Note the ensuing piping of steam from two of America’s base camps: The Southern-based Republican Party that says the Democrats are trying to shut down all opposition to the president by invoking racism, and Democrats such as comedian Bill Maher who say, “Finally, we’re talking about this.”

But how will it all play in Peoria – especially with the hordes of independents, many recent defectors from the Republican Party?

White House downplays role of race

So far, the reaction from the White House has been to downplay the role of race – an indication of real concern that too much name-calling could light a powder keg of opposition from a middle America that doesn’t see itself as racist. At his briefing Wednesday, White House spokesman Robert Gibbs said Mr. Obama doesn't think that criticism of his policies is "based on the color of his skin."

But it’s a conversation this former slave-holding nation may not be able to avoid, especially given 200 years of pent-up frustration, fueled by both real and perceived slights on a personal level for many Americans.

“In some sense, you are talking about people who are completely lost to the president, but will this make them dig in deeper? That could well be,” says Thomas Pettigrew, a social psychologist at the University of California-Santa Cruz, who studies American race relations. “But it could also bolster people who voted for Obama to further support him, because they’re saying, ‘I’m not racist.’ ”

To many liberals, Representative Wilson’s outburst while Obama was addressing Congress marked the opening of long-held beliefs that opposition to Obama – despite his presidential victory – has much to do with the fact that he’s black.

New York Times columnist Maureen Dowd said Wilson could easily have tacked on the word “boy” to his “You lie” yell, pointing out his ties to the Sons of Confederate Veterans.

She quoted Don Fowler, a South Carolina political scientist, as saying, “My father used to say to me, ‘Boy, don’t get above your raising.’ Some people are prejudiced anyway, and then they look at [Obama’s] education and mannerisms and get more angry at him.”

Rep. Hank Johnson (D) of Georgia went much further.

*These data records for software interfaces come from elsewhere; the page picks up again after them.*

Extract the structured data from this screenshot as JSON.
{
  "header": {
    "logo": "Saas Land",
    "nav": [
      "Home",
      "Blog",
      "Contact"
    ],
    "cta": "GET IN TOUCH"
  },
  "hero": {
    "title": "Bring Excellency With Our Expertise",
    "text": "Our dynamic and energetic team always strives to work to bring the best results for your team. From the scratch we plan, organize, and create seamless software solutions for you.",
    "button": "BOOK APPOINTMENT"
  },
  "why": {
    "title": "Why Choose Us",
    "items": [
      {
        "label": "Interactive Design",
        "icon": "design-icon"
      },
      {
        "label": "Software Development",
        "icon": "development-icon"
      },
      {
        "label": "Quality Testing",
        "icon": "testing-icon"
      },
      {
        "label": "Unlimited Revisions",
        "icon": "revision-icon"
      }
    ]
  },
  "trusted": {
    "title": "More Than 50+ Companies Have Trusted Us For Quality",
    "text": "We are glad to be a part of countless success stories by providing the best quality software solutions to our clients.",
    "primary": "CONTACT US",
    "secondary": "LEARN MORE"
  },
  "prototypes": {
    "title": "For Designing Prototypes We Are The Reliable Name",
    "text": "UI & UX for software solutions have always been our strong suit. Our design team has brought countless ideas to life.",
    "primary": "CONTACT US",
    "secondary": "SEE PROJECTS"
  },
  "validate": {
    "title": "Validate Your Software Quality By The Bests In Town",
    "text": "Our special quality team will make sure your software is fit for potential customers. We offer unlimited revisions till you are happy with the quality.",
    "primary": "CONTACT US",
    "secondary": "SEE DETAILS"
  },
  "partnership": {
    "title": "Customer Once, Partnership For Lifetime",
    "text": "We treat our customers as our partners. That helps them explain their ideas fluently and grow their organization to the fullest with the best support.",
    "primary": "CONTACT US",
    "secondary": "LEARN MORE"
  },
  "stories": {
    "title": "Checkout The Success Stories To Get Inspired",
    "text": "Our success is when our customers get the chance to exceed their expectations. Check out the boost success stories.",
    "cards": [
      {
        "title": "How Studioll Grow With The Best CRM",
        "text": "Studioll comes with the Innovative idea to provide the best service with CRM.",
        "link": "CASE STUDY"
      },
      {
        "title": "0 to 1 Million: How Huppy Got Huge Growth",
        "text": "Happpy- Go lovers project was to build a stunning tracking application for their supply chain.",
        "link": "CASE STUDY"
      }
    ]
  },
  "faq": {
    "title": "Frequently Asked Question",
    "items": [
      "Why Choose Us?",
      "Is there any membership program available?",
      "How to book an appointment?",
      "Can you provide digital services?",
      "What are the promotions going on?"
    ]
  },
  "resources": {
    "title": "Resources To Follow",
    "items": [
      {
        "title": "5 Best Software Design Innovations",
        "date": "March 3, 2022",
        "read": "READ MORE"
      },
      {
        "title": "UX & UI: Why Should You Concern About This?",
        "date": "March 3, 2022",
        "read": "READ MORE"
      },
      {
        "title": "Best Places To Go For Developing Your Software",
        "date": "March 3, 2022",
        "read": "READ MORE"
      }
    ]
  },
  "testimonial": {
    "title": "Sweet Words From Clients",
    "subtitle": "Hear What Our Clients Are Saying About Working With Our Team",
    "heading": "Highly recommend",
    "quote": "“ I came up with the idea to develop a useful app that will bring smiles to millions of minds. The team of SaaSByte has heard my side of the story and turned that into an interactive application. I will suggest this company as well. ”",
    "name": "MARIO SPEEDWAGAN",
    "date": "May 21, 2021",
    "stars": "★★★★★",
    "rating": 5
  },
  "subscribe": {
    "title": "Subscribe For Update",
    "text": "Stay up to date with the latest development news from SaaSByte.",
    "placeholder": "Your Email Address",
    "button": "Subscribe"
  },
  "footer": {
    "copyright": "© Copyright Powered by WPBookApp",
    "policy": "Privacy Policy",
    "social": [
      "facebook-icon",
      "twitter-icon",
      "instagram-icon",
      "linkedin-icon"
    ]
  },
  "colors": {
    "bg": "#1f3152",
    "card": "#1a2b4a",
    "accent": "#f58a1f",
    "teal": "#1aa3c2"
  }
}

He said Wilson’s subtle support of racist attitudes, if not rebuked, could spark people donning “white hoods again and riding through the countryside.”